Exercise requirements → Wherever the listing has a line with the string "this", copy that line out.

===== Supplied information =====

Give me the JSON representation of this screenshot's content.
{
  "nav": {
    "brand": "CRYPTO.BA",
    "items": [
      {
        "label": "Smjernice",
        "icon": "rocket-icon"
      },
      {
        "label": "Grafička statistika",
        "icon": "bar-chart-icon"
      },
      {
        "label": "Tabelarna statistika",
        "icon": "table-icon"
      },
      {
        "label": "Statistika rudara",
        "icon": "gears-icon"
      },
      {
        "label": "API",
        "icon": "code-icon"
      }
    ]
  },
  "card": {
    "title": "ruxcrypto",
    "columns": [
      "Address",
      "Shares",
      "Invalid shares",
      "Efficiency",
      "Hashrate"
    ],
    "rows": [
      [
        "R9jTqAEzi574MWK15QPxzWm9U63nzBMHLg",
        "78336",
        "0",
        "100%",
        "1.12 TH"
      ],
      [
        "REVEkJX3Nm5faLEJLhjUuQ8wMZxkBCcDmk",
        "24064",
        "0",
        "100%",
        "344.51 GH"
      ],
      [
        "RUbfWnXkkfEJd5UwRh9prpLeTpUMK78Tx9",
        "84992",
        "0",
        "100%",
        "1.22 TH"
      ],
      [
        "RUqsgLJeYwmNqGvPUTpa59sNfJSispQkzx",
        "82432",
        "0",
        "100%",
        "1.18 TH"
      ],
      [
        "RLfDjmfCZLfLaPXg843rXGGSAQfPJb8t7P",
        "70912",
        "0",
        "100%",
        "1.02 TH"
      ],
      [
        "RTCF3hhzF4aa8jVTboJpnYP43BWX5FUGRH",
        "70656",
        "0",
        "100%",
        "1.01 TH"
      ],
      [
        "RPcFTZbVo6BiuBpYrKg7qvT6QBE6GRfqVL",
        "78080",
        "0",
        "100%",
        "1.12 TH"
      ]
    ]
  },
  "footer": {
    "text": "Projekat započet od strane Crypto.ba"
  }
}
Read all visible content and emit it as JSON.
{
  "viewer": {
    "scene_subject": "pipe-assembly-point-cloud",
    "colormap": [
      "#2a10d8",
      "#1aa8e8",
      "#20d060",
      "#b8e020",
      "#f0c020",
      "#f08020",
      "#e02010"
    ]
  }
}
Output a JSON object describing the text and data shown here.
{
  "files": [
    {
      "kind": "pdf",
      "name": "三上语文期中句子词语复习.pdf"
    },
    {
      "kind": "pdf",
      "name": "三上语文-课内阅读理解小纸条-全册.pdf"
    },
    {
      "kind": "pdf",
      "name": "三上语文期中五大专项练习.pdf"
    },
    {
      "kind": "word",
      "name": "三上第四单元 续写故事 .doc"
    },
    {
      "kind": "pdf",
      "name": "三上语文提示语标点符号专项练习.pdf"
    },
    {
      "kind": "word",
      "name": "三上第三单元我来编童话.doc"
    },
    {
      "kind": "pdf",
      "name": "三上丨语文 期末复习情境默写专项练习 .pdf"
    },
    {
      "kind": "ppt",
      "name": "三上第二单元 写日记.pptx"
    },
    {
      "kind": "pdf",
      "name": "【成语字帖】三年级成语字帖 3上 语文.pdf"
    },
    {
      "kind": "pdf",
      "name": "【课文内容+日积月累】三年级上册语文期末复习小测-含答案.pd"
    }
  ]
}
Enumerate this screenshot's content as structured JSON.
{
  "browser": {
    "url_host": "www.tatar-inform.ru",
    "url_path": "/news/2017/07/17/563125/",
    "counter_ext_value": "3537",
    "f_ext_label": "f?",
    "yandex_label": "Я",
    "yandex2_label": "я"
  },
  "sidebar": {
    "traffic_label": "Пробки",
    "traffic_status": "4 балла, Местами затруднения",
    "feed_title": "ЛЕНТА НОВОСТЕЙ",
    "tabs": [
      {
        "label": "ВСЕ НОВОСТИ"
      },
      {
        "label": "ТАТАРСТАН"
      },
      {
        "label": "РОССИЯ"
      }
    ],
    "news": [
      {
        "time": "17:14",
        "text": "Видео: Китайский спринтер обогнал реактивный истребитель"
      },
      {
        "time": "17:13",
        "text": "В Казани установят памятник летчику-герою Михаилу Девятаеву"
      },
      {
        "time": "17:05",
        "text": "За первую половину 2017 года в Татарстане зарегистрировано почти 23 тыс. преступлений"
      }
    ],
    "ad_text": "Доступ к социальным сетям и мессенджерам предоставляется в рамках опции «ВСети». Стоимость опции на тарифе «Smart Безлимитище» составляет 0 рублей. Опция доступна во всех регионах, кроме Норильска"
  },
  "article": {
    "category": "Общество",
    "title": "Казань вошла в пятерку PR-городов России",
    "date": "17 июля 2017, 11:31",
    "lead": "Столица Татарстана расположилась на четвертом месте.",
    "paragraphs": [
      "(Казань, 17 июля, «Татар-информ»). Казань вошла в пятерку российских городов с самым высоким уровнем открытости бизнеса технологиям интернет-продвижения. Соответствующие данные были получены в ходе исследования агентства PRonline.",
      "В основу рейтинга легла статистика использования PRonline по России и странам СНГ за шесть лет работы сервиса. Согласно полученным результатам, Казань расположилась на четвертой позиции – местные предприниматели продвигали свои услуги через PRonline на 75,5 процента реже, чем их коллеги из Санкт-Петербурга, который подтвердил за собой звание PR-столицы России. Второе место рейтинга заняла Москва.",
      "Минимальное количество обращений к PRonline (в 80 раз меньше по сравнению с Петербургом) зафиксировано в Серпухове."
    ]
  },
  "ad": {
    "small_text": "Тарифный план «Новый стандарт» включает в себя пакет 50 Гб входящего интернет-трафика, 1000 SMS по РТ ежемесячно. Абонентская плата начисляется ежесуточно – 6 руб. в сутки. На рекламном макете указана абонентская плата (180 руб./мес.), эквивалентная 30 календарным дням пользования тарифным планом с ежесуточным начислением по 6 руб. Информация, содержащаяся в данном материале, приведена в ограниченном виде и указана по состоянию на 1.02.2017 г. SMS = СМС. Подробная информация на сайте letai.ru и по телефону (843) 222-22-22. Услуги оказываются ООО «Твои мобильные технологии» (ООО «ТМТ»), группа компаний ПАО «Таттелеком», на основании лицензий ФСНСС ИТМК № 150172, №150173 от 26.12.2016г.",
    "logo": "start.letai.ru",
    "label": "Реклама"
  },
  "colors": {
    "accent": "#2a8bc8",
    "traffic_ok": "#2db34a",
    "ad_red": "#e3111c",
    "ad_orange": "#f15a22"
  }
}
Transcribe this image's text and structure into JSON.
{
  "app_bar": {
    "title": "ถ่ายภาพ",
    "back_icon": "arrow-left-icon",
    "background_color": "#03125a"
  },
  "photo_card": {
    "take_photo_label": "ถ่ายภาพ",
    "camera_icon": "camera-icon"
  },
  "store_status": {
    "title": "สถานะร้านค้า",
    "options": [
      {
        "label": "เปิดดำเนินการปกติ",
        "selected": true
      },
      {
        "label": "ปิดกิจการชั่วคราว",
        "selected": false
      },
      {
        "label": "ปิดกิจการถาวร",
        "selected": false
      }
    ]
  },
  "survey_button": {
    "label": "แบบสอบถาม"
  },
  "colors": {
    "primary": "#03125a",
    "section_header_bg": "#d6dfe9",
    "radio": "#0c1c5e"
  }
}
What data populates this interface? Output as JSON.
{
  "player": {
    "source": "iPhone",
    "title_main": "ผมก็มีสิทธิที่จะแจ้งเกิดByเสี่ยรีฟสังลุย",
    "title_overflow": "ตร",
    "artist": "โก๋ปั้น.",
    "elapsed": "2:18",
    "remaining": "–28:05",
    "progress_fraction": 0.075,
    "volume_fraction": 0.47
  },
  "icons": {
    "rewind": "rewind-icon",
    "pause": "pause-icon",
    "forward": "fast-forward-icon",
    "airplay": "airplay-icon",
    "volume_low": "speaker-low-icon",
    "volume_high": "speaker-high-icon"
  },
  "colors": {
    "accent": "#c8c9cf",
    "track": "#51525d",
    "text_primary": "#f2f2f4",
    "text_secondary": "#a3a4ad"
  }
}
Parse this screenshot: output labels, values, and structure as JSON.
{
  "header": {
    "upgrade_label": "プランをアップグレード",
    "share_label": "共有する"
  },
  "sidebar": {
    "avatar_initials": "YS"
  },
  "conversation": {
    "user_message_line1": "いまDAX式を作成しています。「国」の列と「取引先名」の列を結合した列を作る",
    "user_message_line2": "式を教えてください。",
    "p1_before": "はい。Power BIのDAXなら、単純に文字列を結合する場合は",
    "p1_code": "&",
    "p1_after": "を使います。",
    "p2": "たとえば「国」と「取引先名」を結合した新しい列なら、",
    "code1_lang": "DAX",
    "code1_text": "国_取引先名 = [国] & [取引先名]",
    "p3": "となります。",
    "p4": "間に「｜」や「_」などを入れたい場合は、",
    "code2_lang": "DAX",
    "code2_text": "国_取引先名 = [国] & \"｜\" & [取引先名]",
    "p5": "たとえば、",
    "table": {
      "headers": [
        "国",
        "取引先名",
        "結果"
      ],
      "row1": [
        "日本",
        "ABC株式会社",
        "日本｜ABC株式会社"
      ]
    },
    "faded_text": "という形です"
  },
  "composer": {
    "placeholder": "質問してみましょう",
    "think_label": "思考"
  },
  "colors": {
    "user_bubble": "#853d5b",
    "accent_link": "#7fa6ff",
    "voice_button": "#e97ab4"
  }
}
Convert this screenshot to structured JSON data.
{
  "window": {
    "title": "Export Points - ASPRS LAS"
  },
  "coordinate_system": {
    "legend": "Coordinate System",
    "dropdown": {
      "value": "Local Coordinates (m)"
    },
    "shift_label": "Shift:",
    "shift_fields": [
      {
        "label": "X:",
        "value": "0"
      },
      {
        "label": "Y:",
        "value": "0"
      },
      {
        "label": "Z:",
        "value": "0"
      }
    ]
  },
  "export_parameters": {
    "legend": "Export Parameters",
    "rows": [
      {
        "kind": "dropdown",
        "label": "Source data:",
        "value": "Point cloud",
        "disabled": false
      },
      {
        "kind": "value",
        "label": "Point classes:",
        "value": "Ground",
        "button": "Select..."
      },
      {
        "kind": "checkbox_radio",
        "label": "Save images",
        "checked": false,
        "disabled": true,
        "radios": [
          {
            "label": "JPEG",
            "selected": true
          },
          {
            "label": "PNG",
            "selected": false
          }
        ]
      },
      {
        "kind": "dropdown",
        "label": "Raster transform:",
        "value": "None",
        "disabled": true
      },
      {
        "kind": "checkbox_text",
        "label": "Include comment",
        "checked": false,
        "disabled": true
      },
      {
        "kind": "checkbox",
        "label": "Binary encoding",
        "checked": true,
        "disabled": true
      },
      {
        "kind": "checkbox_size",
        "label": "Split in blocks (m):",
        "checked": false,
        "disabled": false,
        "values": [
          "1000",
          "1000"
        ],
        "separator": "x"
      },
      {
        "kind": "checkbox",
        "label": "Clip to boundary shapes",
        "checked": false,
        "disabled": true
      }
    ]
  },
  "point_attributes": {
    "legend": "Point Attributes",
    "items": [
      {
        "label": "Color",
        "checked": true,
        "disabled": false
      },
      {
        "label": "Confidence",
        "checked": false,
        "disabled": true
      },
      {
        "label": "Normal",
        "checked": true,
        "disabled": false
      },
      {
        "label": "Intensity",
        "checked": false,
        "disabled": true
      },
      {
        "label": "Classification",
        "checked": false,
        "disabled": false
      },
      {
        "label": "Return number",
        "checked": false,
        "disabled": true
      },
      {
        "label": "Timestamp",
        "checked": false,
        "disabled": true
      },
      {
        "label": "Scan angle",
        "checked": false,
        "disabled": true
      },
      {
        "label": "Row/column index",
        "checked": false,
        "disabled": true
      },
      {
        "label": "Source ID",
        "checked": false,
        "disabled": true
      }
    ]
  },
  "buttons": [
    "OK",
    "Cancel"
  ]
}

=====

Task result →
Give me the JSON representation of this screenshot's content.
Enumerate this screenshot's content as structured JSON.
Transcribe this image's text and structure into JSON.
What data populates this interface? Output as JSON.
Parse this screenshot: output labels, values, and structure as JSON.
Convert this screenshot to structured JSON data.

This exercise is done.